● Records shown

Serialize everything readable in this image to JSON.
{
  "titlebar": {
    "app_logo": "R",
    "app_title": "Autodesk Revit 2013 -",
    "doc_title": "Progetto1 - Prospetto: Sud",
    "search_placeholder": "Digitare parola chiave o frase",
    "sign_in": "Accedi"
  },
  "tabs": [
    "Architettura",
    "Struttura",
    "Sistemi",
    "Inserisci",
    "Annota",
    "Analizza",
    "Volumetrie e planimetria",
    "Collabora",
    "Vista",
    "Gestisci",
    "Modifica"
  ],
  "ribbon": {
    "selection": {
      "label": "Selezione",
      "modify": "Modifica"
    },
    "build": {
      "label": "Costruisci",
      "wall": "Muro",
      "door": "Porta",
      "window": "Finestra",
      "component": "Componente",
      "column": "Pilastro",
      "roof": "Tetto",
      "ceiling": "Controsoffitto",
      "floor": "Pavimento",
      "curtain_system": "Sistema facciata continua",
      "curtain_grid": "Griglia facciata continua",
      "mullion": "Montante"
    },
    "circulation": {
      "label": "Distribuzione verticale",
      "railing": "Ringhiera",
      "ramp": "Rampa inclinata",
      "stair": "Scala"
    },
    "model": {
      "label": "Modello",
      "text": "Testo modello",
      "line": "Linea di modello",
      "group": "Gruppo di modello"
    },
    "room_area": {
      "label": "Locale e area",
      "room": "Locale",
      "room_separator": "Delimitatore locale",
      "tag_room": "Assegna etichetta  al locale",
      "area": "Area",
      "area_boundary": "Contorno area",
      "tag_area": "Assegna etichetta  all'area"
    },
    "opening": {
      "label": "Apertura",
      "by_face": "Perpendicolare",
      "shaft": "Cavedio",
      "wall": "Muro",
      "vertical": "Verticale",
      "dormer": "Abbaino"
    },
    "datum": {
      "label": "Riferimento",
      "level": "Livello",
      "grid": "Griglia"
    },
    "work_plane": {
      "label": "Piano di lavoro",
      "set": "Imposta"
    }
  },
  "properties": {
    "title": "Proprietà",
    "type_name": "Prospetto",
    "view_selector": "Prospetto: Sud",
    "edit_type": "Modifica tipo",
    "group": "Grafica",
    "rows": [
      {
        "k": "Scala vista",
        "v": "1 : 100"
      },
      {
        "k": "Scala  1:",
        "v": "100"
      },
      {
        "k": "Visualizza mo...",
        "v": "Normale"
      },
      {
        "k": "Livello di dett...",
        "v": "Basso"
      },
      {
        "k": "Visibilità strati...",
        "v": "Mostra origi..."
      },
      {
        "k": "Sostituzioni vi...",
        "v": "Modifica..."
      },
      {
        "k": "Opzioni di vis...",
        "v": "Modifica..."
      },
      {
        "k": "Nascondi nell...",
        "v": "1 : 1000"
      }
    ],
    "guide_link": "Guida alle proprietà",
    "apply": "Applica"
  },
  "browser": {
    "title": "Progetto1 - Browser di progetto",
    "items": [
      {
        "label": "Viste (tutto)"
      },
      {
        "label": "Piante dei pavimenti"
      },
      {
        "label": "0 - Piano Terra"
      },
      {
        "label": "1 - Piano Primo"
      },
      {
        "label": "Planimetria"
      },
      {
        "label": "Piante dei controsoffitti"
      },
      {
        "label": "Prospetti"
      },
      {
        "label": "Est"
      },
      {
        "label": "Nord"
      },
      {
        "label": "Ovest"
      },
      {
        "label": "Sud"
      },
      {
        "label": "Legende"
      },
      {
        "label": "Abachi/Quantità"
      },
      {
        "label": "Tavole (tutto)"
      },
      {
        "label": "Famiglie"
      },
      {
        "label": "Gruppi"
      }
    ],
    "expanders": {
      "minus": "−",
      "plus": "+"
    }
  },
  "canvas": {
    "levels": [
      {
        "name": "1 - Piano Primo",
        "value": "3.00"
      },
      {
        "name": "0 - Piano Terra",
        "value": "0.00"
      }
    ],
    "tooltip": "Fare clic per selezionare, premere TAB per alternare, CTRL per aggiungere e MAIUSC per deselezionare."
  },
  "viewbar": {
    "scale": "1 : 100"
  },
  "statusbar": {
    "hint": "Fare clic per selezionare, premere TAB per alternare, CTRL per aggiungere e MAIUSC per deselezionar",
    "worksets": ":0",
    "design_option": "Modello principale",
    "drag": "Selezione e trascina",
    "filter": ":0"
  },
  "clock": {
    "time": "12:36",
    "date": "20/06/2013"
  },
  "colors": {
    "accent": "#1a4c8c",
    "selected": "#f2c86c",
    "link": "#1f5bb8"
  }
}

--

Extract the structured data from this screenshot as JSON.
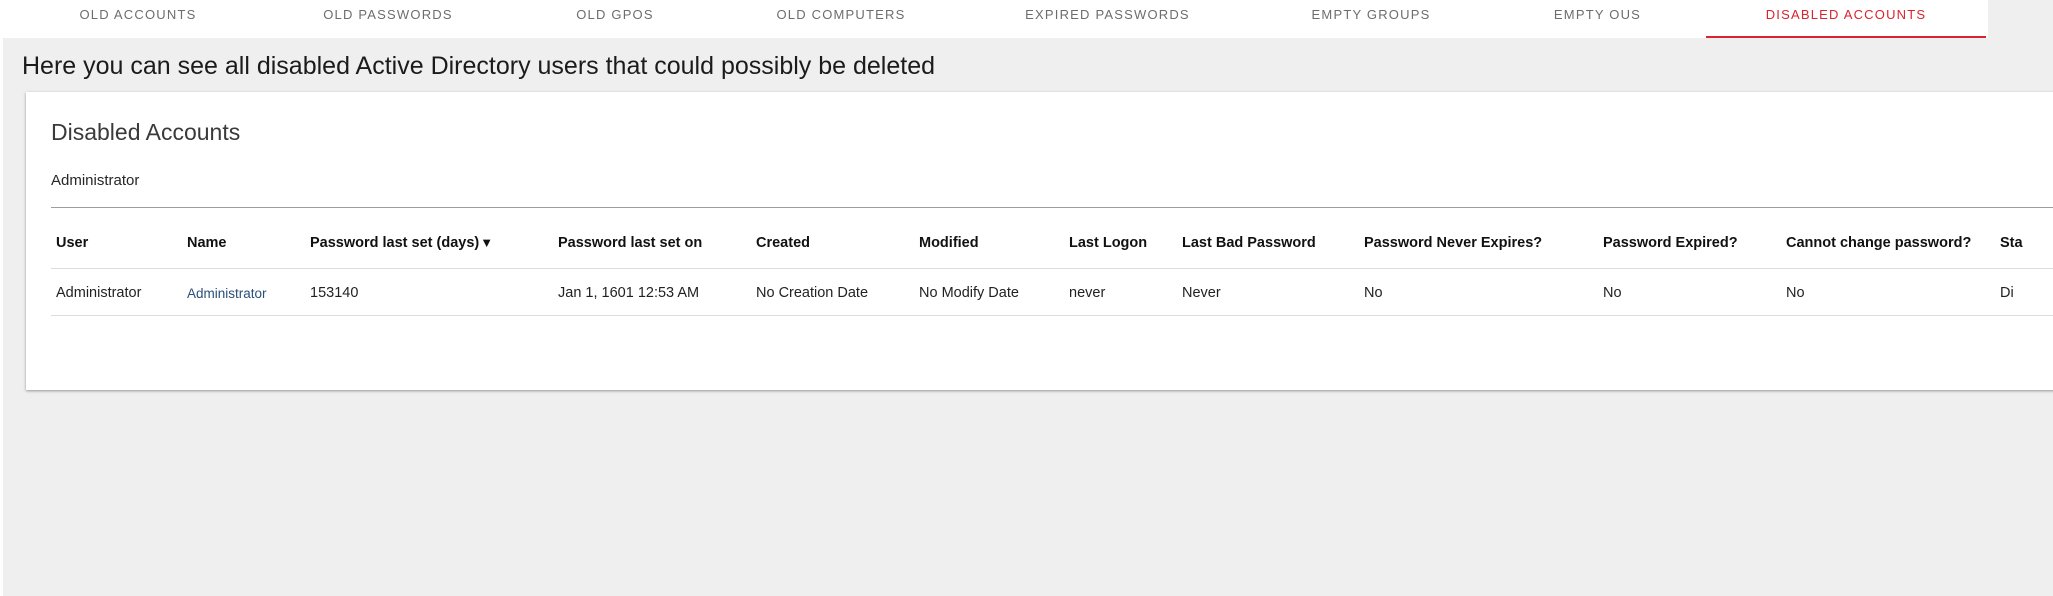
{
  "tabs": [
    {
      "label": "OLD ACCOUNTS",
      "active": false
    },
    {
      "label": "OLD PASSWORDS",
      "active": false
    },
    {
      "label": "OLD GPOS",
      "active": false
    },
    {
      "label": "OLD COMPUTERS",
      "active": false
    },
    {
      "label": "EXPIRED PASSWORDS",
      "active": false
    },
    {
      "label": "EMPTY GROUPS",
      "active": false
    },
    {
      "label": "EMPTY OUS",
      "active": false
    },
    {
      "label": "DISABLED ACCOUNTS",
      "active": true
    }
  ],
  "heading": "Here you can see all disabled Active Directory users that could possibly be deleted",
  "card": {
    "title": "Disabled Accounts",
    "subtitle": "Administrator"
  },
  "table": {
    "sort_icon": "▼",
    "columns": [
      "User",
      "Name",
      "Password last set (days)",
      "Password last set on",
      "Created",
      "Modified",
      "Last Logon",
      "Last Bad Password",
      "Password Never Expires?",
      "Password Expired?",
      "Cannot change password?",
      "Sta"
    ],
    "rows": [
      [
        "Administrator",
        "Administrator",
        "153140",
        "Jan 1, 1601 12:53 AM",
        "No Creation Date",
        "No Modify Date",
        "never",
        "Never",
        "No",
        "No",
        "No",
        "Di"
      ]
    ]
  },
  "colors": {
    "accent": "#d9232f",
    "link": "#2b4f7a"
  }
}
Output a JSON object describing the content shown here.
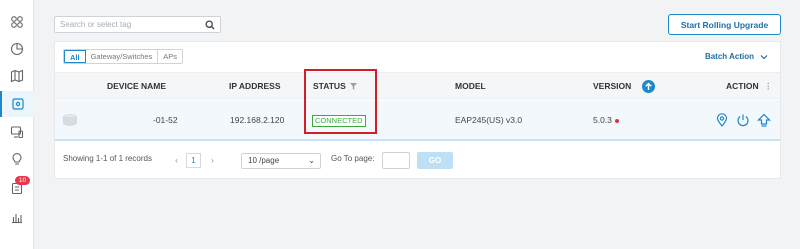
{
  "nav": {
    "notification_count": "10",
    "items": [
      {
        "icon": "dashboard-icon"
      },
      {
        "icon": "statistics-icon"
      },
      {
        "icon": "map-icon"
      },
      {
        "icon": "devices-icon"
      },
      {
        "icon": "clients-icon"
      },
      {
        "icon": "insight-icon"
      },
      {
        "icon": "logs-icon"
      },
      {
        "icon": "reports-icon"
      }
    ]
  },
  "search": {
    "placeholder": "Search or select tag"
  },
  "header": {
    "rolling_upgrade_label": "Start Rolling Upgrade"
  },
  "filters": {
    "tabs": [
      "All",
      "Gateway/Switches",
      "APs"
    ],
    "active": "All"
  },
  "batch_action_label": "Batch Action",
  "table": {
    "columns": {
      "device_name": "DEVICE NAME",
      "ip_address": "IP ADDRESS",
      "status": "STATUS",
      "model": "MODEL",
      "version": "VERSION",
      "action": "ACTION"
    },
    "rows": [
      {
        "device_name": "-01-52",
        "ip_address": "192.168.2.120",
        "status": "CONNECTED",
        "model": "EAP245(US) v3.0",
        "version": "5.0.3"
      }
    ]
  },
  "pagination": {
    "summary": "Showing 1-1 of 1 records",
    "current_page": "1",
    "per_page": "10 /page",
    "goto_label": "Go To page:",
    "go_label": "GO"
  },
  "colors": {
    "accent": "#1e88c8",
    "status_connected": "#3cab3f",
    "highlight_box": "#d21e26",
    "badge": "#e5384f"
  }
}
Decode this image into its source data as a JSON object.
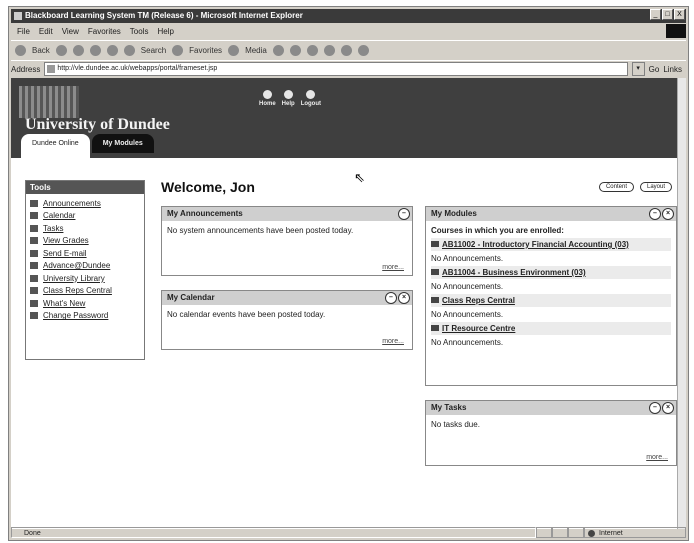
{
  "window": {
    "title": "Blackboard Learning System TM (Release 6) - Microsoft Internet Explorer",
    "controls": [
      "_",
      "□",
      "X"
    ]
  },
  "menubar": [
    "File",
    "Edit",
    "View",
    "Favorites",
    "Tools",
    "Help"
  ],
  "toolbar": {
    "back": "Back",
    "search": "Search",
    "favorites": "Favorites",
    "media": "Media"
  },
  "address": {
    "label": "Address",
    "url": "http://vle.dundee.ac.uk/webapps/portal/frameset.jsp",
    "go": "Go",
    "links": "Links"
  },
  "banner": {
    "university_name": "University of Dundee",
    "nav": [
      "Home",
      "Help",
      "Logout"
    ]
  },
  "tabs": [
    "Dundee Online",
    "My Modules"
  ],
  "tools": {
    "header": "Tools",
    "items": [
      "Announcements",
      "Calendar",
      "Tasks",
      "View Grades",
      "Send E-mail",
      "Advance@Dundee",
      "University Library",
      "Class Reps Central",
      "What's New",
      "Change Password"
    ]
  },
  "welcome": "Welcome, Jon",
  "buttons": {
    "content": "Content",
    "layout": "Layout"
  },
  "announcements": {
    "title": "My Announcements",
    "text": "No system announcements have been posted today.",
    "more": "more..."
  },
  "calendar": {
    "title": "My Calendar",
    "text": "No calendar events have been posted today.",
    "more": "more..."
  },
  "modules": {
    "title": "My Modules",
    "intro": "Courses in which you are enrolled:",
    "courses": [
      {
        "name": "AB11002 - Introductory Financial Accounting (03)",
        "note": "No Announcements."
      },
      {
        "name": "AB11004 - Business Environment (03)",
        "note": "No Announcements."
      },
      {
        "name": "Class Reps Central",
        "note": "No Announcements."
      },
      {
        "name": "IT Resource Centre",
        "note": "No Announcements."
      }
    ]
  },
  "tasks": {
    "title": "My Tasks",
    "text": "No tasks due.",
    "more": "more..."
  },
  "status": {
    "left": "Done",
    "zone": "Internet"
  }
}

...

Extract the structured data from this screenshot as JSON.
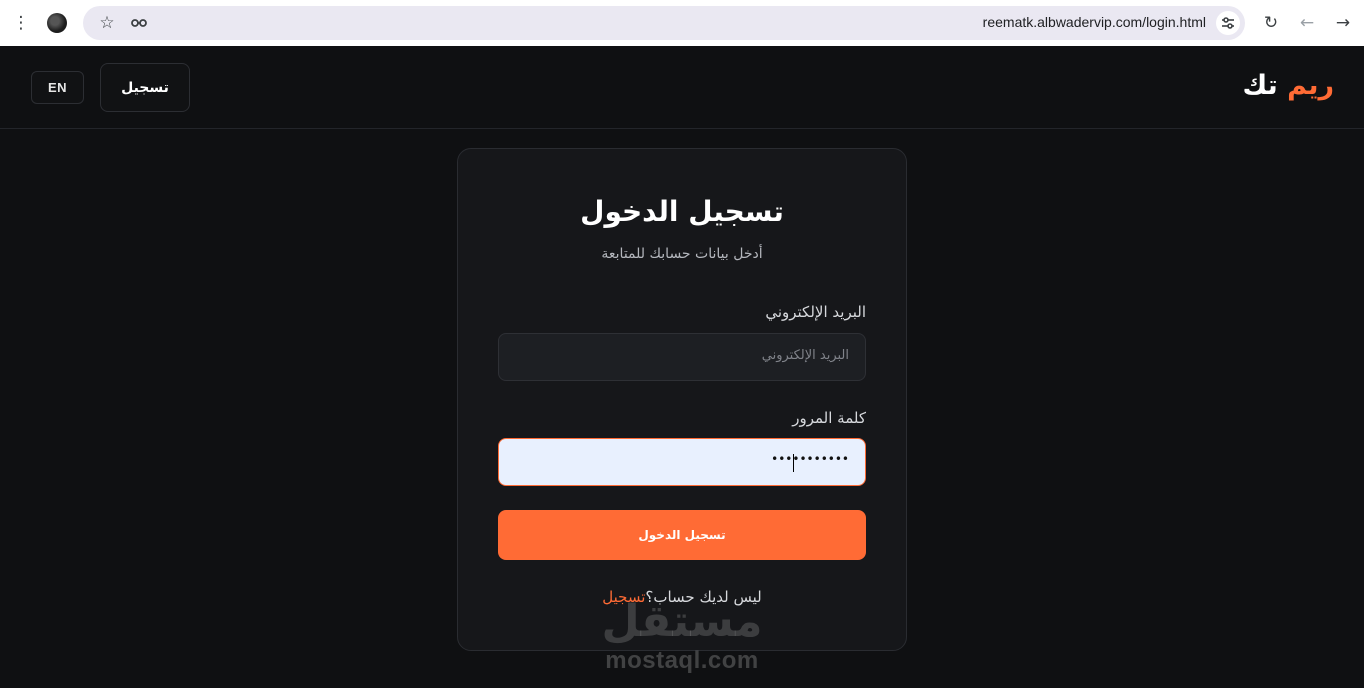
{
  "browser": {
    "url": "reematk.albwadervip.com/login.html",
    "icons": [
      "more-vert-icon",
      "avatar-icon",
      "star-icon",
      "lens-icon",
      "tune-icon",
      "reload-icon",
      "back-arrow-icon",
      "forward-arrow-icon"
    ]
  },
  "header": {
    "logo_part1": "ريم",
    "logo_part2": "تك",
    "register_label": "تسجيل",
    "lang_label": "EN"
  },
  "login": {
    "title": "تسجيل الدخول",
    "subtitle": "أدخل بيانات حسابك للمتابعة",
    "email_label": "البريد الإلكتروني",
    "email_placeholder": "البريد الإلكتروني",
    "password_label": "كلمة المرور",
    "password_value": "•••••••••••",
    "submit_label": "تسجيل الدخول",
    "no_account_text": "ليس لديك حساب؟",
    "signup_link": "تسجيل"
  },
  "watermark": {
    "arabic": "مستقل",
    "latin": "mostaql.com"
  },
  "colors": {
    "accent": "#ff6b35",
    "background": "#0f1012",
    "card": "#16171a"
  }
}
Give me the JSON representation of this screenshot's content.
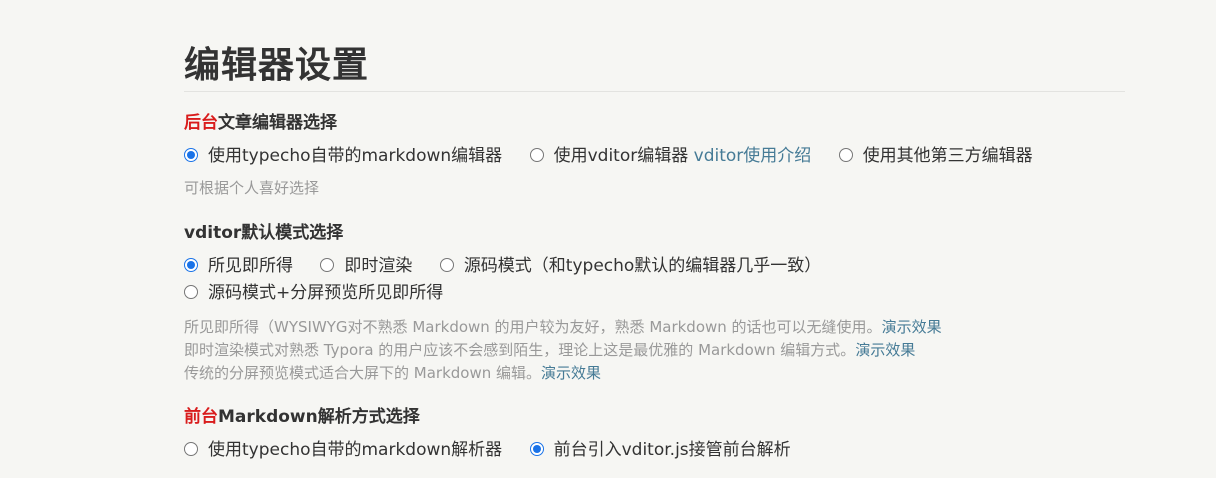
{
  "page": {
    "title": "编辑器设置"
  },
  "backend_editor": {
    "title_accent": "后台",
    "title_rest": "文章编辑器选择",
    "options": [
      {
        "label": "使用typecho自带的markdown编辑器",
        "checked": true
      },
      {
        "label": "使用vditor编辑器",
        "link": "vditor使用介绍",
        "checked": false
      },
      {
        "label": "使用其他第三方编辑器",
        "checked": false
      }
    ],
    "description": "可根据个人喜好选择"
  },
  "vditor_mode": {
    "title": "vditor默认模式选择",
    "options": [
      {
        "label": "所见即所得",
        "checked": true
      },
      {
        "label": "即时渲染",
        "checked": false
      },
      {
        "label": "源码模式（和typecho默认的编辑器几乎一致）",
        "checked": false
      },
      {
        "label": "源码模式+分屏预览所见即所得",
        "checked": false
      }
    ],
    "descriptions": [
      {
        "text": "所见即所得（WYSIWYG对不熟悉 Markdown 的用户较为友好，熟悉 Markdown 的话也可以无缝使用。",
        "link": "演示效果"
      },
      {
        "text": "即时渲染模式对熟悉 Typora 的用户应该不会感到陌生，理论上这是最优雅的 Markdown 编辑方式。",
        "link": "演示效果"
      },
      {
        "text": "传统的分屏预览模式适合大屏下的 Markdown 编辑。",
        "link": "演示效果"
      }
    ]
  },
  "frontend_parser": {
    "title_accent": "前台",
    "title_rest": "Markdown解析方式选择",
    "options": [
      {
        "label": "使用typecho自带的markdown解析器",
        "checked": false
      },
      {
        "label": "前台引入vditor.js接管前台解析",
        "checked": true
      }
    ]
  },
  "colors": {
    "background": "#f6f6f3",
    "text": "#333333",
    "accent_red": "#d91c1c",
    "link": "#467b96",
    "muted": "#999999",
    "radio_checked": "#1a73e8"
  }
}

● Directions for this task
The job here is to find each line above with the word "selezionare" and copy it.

● Finished exercise
    "tooltip": "Fare clic per selezionare, premere TAB per alternare, CTRL per aggiungere e MAIUSC per deselezionare."
    "hint": "Fare clic per selezionare, premere TAB per alternare, CTRL per aggiungere e MAIUSC per deselezionar",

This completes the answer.